- [Work instructions] What lines below contain the word "JSON"? Please pull each one out.

──────────

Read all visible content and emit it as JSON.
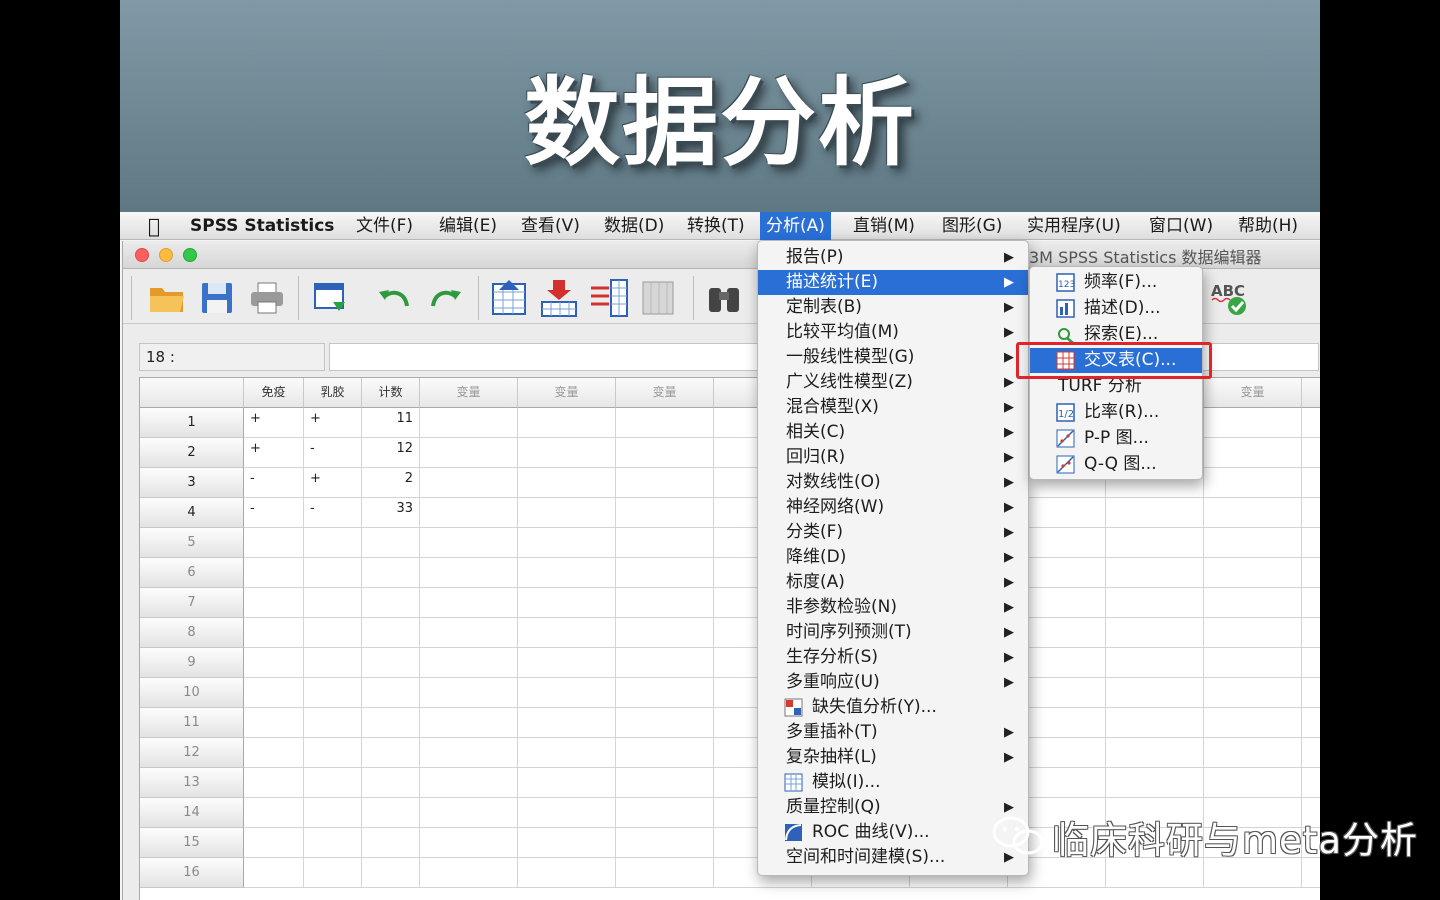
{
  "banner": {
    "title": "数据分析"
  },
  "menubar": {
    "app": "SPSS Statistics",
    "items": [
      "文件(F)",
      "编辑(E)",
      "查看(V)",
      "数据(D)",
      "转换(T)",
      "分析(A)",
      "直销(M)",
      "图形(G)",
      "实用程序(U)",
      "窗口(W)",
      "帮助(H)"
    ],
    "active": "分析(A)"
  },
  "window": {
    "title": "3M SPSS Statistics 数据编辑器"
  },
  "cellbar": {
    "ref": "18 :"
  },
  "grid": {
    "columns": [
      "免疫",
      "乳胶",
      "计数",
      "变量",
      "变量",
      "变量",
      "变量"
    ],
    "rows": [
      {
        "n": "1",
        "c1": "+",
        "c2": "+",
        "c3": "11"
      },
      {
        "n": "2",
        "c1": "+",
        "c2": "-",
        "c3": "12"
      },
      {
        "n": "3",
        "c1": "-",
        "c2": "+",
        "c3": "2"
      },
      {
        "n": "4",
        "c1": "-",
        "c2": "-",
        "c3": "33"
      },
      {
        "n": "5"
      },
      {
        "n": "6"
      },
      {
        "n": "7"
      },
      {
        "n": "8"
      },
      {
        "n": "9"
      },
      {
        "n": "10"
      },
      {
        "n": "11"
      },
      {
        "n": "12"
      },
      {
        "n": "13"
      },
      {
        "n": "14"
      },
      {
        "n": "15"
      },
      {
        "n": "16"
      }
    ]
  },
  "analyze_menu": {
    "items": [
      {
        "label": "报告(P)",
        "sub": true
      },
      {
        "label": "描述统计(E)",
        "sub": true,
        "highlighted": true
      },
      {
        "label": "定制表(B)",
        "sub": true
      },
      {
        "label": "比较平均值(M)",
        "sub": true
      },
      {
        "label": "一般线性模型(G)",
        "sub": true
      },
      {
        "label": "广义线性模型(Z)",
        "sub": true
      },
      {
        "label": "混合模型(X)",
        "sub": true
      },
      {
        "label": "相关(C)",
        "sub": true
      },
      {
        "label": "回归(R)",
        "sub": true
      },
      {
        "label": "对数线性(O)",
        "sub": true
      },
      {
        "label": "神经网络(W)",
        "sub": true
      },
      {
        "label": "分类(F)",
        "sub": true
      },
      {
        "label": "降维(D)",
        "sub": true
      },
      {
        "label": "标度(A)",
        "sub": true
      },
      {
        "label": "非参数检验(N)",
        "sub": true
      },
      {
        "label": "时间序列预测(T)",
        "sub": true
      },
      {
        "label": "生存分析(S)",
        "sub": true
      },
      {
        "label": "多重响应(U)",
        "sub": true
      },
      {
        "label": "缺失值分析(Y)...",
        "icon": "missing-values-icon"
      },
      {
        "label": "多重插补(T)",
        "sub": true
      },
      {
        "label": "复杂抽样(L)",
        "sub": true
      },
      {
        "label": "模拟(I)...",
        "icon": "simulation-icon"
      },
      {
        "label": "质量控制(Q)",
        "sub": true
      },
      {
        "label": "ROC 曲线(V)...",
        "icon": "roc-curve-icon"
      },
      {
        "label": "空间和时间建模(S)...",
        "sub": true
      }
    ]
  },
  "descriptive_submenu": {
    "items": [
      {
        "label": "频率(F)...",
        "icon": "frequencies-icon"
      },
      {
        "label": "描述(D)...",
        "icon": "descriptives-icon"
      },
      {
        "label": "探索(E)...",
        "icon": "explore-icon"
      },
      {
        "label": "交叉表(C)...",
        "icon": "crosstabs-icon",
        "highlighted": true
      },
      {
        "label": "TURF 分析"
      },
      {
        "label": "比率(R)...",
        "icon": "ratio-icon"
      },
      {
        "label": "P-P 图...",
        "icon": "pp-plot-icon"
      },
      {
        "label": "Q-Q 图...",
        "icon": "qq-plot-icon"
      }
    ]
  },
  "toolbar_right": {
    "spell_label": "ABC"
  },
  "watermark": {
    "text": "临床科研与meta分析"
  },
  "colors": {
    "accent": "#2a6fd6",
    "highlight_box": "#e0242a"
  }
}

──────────

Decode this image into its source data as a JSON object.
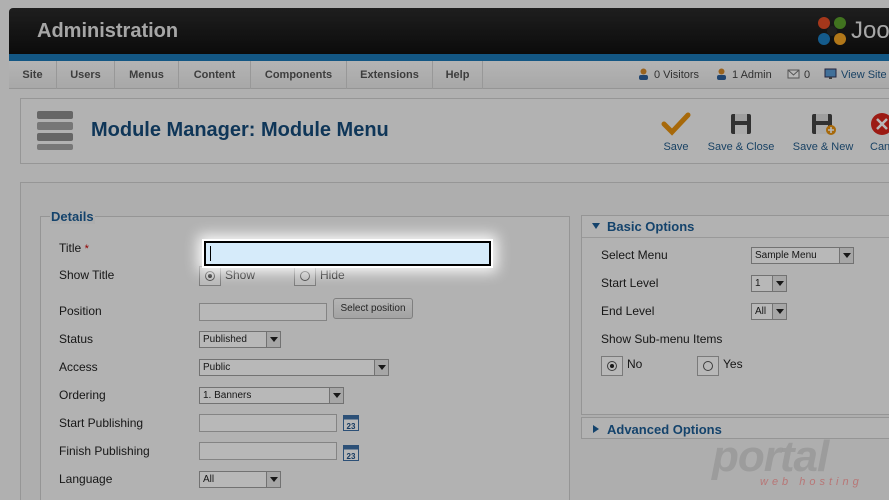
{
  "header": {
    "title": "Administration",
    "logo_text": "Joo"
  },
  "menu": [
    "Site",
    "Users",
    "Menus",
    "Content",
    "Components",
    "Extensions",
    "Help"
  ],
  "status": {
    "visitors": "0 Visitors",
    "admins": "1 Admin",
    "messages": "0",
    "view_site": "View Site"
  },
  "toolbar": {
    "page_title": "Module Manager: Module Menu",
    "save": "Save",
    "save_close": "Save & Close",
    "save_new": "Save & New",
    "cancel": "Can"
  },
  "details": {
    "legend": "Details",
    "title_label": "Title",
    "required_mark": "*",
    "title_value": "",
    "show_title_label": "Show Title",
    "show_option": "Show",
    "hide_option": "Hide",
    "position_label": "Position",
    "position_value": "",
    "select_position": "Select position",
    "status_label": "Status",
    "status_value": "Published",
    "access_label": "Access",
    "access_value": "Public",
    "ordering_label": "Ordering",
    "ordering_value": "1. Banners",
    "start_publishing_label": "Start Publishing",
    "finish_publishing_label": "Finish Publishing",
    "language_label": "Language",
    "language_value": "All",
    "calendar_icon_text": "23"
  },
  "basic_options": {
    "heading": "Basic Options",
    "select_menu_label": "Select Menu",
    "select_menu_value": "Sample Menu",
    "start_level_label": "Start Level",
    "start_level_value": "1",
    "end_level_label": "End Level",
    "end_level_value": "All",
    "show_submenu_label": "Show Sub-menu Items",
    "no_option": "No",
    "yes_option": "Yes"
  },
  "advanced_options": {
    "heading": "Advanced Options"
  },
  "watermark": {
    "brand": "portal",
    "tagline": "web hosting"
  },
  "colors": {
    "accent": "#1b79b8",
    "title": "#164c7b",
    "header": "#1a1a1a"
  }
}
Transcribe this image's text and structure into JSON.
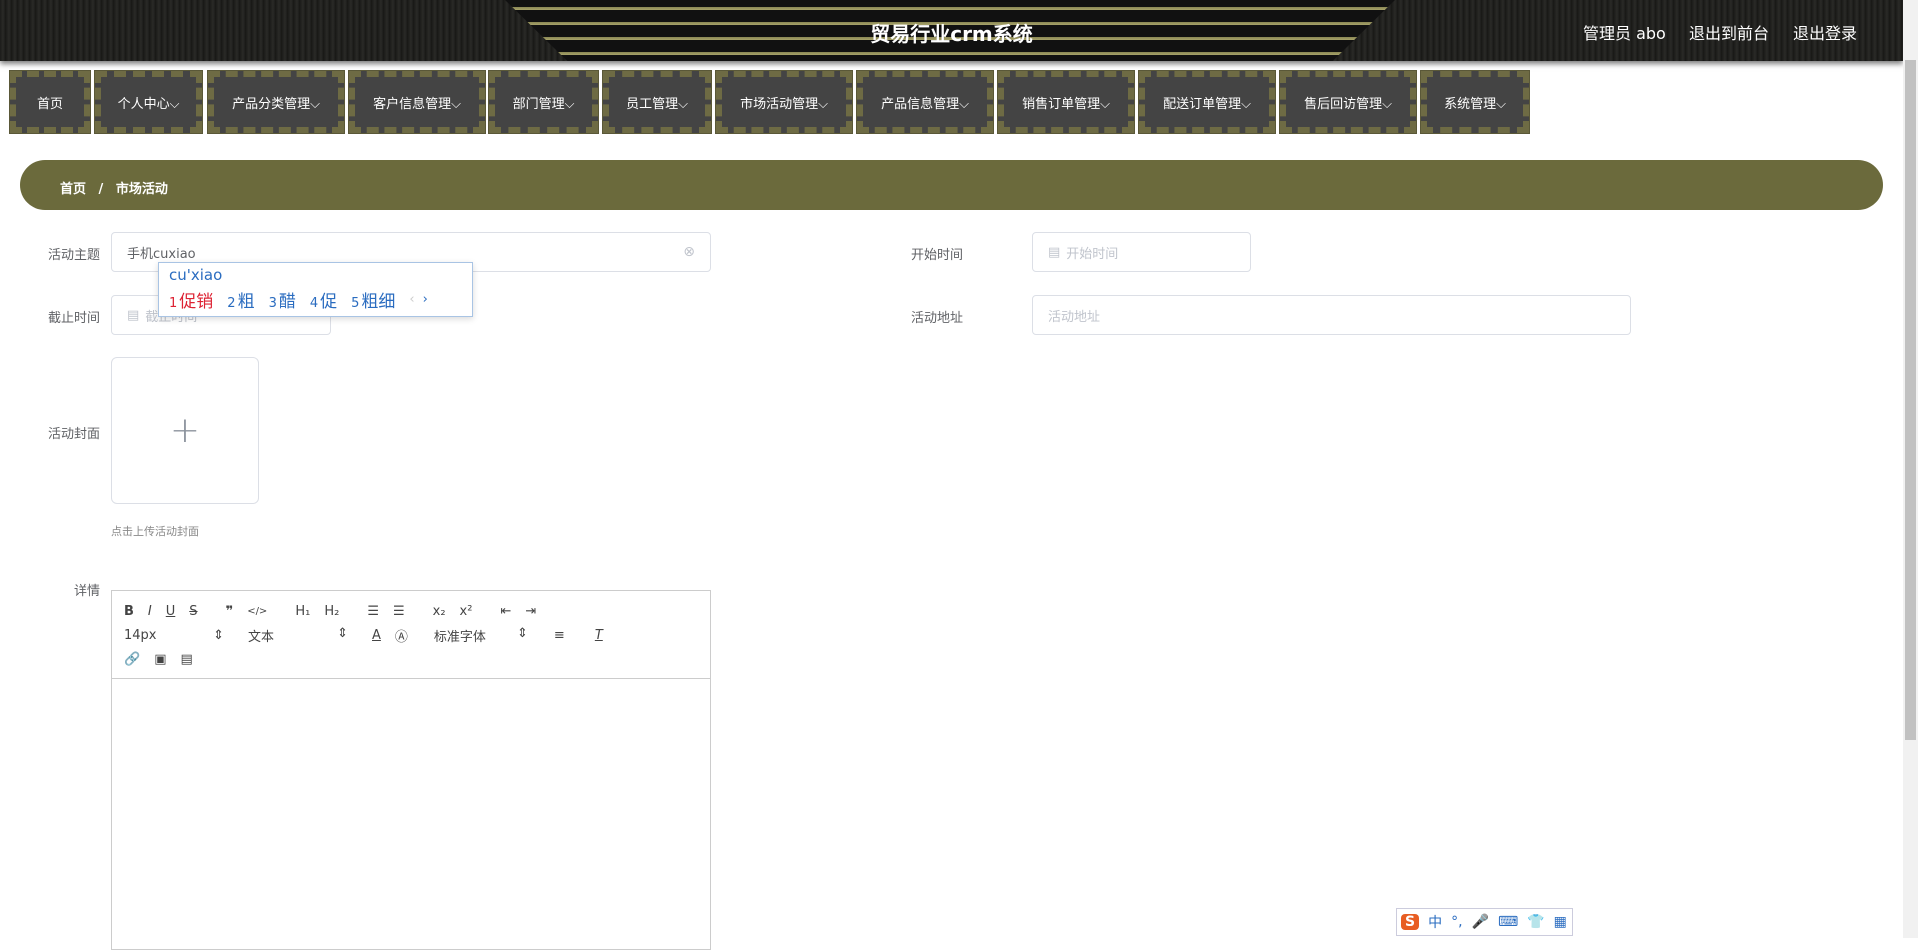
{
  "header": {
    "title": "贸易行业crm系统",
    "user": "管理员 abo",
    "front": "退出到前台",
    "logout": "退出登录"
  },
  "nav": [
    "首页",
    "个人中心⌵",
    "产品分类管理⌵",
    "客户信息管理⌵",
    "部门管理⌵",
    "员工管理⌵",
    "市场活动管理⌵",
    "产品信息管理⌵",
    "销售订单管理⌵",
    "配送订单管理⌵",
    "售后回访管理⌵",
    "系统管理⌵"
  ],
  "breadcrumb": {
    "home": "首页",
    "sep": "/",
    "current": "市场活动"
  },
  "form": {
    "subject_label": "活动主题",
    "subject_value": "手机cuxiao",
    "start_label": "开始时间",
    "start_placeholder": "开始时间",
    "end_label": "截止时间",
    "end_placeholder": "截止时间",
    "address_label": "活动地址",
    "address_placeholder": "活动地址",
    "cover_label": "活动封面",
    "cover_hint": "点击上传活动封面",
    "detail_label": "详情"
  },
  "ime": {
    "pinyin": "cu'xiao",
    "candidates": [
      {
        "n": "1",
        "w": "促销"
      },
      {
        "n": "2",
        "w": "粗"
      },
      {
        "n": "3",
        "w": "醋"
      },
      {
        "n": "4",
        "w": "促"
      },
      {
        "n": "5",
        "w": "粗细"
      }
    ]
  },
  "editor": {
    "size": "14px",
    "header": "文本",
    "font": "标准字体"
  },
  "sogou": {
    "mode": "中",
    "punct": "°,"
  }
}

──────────

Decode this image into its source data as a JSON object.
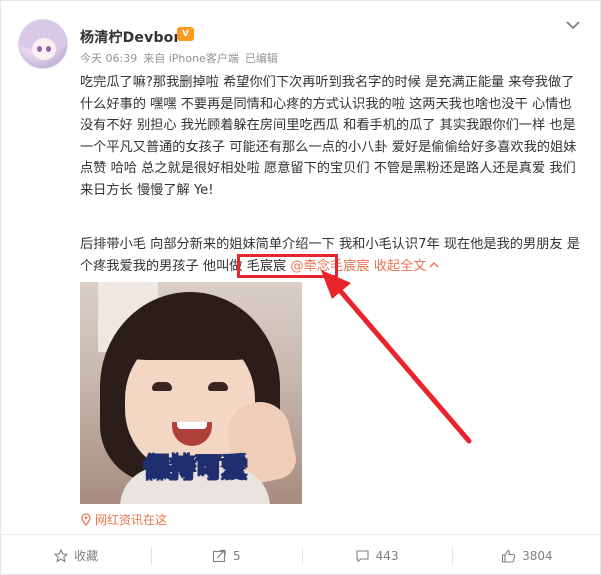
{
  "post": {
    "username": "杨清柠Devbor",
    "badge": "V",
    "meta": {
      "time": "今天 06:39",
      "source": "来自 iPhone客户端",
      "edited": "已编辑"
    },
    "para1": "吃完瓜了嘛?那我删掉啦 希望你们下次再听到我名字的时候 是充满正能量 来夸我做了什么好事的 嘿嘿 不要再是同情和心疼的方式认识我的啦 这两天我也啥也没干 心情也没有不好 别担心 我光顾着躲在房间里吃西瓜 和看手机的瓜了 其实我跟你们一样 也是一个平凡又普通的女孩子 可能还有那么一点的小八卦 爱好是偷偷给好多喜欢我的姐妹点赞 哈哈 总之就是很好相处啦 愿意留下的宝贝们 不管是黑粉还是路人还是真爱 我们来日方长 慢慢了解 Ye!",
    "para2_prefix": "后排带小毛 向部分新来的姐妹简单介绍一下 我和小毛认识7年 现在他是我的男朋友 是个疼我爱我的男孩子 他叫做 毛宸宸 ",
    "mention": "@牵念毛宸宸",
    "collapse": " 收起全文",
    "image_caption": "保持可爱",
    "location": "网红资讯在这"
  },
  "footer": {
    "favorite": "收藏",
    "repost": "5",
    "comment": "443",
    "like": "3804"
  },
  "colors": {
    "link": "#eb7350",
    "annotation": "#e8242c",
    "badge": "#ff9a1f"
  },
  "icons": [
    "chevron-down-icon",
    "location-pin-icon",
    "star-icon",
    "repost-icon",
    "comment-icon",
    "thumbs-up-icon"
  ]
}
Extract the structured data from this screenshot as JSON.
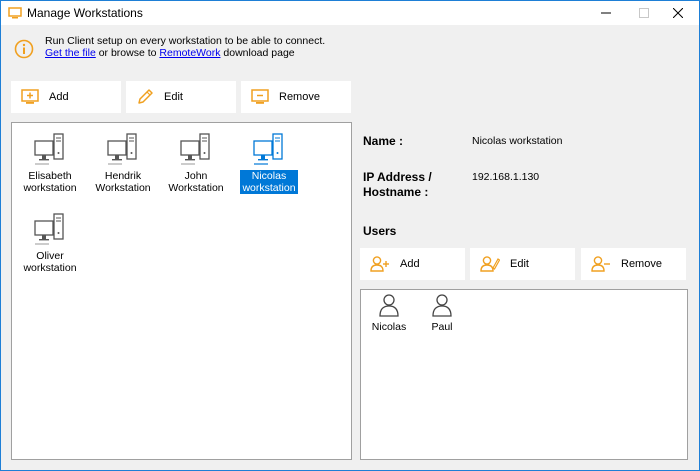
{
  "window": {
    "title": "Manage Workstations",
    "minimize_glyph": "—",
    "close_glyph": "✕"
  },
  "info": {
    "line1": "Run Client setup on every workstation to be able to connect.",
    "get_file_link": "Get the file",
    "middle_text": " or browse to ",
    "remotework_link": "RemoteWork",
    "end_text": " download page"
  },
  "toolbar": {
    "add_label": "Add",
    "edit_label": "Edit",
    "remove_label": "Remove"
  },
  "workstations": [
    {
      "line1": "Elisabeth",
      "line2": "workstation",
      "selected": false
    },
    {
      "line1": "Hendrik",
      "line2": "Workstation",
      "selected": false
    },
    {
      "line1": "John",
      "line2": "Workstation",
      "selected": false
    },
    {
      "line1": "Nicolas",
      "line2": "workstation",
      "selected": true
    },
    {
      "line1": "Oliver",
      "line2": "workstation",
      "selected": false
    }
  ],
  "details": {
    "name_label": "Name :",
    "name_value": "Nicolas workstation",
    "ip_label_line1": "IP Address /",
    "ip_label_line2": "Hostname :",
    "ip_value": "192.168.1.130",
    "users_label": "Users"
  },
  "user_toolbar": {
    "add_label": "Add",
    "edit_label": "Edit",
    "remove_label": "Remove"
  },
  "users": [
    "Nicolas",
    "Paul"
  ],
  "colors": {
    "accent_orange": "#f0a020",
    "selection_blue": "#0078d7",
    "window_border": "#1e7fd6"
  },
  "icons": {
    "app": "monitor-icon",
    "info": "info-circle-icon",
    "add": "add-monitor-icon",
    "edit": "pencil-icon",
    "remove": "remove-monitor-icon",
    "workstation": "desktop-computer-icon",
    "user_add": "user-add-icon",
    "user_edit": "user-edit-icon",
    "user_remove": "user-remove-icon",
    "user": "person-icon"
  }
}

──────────

- [Exercise result]
Read all visible content and emit it as JSON.
Decode this image into its source data as a JSON object.
Transcribe this image's text and structure into JSON.
Decode this image into its source data as a JSON object.
Extract the structured data from this screenshot as JSON.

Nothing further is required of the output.